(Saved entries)
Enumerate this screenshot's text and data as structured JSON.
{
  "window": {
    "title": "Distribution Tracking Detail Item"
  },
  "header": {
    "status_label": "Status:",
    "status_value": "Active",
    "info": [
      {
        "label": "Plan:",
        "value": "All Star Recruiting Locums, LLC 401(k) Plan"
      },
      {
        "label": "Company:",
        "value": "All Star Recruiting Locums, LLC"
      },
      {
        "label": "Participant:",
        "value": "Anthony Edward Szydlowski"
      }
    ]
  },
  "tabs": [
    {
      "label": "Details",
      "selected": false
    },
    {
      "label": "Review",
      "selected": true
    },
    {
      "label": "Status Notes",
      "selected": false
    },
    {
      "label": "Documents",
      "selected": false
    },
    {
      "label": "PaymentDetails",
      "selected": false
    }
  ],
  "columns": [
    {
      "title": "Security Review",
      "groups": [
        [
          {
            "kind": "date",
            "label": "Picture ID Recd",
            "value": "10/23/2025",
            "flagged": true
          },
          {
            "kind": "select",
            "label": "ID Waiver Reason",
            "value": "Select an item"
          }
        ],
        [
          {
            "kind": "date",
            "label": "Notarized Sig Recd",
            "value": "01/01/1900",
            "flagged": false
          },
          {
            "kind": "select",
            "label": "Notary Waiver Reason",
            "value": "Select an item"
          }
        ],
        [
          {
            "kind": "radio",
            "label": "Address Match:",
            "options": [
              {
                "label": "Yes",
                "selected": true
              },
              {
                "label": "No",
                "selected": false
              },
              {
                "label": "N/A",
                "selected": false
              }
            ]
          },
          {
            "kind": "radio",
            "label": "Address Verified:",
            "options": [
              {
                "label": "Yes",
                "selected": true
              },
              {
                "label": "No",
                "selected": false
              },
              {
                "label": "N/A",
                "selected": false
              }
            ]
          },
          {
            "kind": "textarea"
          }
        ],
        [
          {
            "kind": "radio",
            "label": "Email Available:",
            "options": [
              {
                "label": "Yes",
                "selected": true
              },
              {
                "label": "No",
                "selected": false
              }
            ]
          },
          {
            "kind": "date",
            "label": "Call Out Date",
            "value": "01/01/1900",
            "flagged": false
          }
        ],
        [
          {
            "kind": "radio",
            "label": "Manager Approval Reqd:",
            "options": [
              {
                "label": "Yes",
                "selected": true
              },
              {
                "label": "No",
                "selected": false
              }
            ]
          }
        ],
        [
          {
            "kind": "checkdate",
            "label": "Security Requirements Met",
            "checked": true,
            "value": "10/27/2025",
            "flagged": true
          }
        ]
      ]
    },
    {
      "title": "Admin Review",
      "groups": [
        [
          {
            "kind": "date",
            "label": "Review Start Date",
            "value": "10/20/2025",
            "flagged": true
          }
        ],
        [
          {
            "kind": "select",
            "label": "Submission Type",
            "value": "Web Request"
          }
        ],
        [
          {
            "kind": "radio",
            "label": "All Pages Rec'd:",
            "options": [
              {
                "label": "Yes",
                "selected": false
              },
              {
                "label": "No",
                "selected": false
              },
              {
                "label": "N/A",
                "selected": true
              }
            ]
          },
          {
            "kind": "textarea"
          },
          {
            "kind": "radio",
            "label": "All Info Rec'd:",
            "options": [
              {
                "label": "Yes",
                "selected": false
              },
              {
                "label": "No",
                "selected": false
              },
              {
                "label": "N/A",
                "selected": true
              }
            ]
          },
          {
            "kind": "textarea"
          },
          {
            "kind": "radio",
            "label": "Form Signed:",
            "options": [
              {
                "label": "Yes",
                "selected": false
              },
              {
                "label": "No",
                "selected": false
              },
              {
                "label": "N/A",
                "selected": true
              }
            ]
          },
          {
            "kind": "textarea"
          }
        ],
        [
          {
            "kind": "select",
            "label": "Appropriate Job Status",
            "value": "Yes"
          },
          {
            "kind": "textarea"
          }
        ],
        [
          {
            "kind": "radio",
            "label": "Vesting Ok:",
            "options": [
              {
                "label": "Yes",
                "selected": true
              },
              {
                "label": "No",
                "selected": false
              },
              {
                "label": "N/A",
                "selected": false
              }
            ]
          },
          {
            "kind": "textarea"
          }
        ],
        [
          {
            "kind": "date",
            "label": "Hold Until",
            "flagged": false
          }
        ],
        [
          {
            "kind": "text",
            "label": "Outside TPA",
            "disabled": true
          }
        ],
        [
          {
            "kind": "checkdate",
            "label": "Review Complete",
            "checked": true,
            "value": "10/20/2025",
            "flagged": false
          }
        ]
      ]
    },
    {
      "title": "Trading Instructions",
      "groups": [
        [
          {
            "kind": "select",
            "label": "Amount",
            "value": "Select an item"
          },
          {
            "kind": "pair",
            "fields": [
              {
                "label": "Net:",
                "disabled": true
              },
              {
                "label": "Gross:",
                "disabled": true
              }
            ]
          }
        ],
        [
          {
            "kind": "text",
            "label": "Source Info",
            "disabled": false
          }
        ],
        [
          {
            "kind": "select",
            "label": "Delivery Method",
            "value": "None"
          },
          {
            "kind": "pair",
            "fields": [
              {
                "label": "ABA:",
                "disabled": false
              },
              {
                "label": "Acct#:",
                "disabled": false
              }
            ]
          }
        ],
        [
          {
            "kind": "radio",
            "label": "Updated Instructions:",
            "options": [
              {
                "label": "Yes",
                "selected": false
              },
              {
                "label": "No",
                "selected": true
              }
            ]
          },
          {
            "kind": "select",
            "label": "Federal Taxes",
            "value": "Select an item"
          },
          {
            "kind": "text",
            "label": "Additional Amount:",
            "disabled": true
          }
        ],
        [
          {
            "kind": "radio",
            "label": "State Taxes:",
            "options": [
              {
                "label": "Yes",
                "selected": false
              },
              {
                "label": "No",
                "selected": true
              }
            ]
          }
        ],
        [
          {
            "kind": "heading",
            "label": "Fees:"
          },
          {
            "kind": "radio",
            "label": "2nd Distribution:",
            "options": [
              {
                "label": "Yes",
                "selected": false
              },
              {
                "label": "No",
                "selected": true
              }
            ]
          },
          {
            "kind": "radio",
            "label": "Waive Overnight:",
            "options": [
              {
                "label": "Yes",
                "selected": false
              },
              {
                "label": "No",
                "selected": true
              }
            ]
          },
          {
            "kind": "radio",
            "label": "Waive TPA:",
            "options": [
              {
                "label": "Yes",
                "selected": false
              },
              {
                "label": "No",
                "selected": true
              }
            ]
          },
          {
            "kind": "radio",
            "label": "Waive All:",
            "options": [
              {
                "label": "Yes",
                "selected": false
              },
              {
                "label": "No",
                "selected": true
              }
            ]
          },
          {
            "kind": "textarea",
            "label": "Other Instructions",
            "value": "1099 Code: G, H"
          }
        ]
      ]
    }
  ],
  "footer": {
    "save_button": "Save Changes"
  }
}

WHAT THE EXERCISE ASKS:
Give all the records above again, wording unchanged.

RESULT BELOW:
Enumerate this screenshot's text and data as structured JSON.
{
  "window": {
    "title": "Distribution Tracking Detail Item"
  },
  "header": {
    "status_label": "Status:",
    "status_value": "Active",
    "info": [
      {
        "label": "Plan:",
        "value": "All Star Recruiting Locums, LLC 401(k) Plan"
      },
      {
        "label": "Company:",
        "value": "All Star Recruiting Locums, LLC"
      },
      {
        "label": "Participant:",
        "value": "Anthony Edward Szydlowski"
      }
    ]
  },
  "tabs": [
    {
      "label": "Details",
      "selected": false
    },
    {
      "label": "Review",
      "selected": true
    },
    {
      "label": "Status Notes",
      "selected": false
    },
    {
      "label": "Documents",
      "selected": false
    },
    {
      "label": "PaymentDetails",
      "selected": false
    }
  ],
  "columns": [
    {
      "title": "Security Review",
      "groups": [
        [
          {
            "kind": "date",
            "label": "Picture ID Recd",
            "value": "10/23/2025",
            "flagged": true
          },
          {
            "kind": "select",
            "label": "ID Waiver Reason",
            "value": "Select an item"
          }
        ],
        [
          {
            "kind": "date",
            "label": "Notarized Sig Recd",
            "value": "01/01/1900",
            "flagged": false
          },
          {
            "kind": "select",
            "label": "Notary Waiver Reason",
            "value": "Select an item"
          }
        ],
        [
          {
            "kind": "radio",
            "label": "Address Match:",
            "options": [
              {
                "label": "Yes",
                "selected": true
              },
              {
                "label": "No",
                "selected": false
              },
              {
                "label": "N/A",
                "selected": false
              }
            ]
          },
          {
            "kind": "radio",
            "label": "Address Verified:",
            "options": [
              {
                "label": "Yes",
                "selected": true
              },
              {
                "label": "No",
                "selected": false
              },
              {
                "label": "N/A",
                "selected": false
              }
            ]
          },
          {
            "kind": "textarea"
          }
        ],
        [
          {
            "kind": "radio",
            "label": "Email Available:",
            "options": [
              {
                "label": "Yes",
                "selected": true
              },
              {
                "label": "No",
                "selected": false
              }
            ]
          },
          {
            "kind": "date",
            "label": "Call Out Date",
            "value": "01/01/1900",
            "flagged": false
          }
        ],
        [
          {
            "kind": "radio",
            "label": "Manager Approval Reqd:",
            "options": [
              {
                "label": "Yes",
                "selected": true
              },
              {
                "label": "No",
                "selected": false
              }
            ]
          }
        ],
        [
          {
            "kind": "checkdate",
            "label": "Security Requirements Met",
            "checked": true,
            "value": "10/27/2025",
            "flagged": true
          }
        ]
      ]
    },
    {
      "title": "Admin Review",
      "groups": [
        [
          {
            "kind": "date",
            "label": "Review Start Date",
            "value": "10/20/2025",
            "flagged": true
          }
        ],
        [
          {
            "kind": "select",
            "label": "Submission Type",
            "value": "Web Request"
          }
        ],
        [
          {
            "kind": "radio",
            "label": "All Pages Rec'd:",
            "options": [
              {
                "label": "Yes",
                "selected": false
              },
              {
                "label": "No",
                "selected": false
              },
              {
                "label": "N/A",
                "selected": true
              }
            ]
          },
          {
            "kind": "textarea"
          },
          {
            "kind": "radio",
            "label": "All Info Rec'd:",
            "options": [
              {
                "label": "Yes",
                "selected": false
              },
              {
                "label": "No",
                "selected": false
              },
              {
                "label": "N/A",
                "selected": true
              }
            ]
          },
          {
            "kind": "textarea"
          },
          {
            "kind": "radio",
            "label": "Form Signed:",
            "options": [
              {
                "label": "Yes",
                "selected": false
              },
              {
                "label": "No",
                "selected": false
              },
              {
                "label": "N/A",
                "selected": true
              }
            ]
          },
          {
            "kind": "textarea"
          }
        ],
        [
          {
            "kind": "select",
            "label": "Appropriate Job Status",
            "value": "Yes"
          },
          {
            "kind": "textarea"
          }
        ],
        [
          {
            "kind": "radio",
            "label": "Vesting Ok:",
            "options": [
              {
                "label": "Yes",
                "selected": true
              },
              {
                "label": "No",
                "selected": false
              },
              {
                "label": "N/A",
                "selected": false
              }
            ]
          },
          {
            "kind": "textarea"
          }
        ],
        [
          {
            "kind": "date",
            "label": "Hold Until",
            "flagged": false
          }
        ],
        [
          {
            "kind": "text",
            "label": "Outside TPA",
            "disabled": true
          }
        ],
        [
          {
            "kind": "checkdate",
            "label": "Review Complete",
            "checked": true,
            "value": "10/20/2025",
            "flagged": false
          }
        ]
      ]
    },
    {
      "title": "Trading Instructions",
      "groups": [
        [
          {
            "kind": "select",
            "label": "Amount",
            "value": "Select an item"
          },
          {
            "kind": "pair",
            "fields": [
              {
                "label": "Net:",
                "disabled": true
              },
              {
                "label": "Gross:",
                "disabled": true
              }
            ]
          }
        ],
        [
          {
            "kind": "text",
            "label": "Source Info",
            "disabled": false
          }
        ],
        [
          {
            "kind": "select",
            "label": "Delivery Method",
            "value": "None"
          },
          {
            "kind": "pair",
            "fields": [
              {
                "label": "ABA:",
                "disabled": false
              },
              {
                "label": "Acct#:",
                "disabled": false
              }
            ]
          }
        ],
        [
          {
            "kind": "radio",
            "label": "Updated Instructions:",
            "options": [
              {
                "label": "Yes",
                "selected": false
              },
              {
                "label": "No",
                "selected": true
              }
            ]
          },
          {
            "kind": "select",
            "label": "Federal Taxes",
            "value": "Select an item"
          },
          {
            "kind": "text",
            "label": "Additional Amount:",
            "disabled": true
          }
        ],
        [
          {
            "kind": "radio",
            "label": "State Taxes:",
            "options": [
              {
                "label": "Yes",
                "selected": false
              },
              {
                "label": "No",
                "selected": true
              }
            ]
          }
        ],
        [
          {
            "kind": "heading",
            "label": "Fees:"
          },
          {
            "kind": "radio",
            "label": "2nd Distribution:",
            "options": [
              {
                "label": "Yes",
                "selected": false
              },
              {
                "label": "No",
                "selected": true
              }
            ]
          },
          {
            "kind": "radio",
            "label": "Waive Overnight:",
            "options": [
              {
                "label": "Yes",
                "selected": false
              },
              {
                "label": "No",
                "selected": true
              }
            ]
          },
          {
            "kind": "radio",
            "label": "Waive TPA:",
            "options": [
              {
                "label": "Yes",
                "selected": false
              },
              {
                "label": "No",
                "selected": true
              }
            ]
          },
          {
            "kind": "radio",
            "label": "Waive All:",
            "options": [
              {
                "label": "Yes",
                "selected": false
              },
              {
                "label": "No",
                "selected": true
              }
            ]
          },
          {
            "kind": "textarea",
            "label": "Other Instructions",
            "value": "1099 Code: G, H"
          }
        ]
      ]
    }
  ],
  "footer": {
    "save_button": "Save Changes"
  }
}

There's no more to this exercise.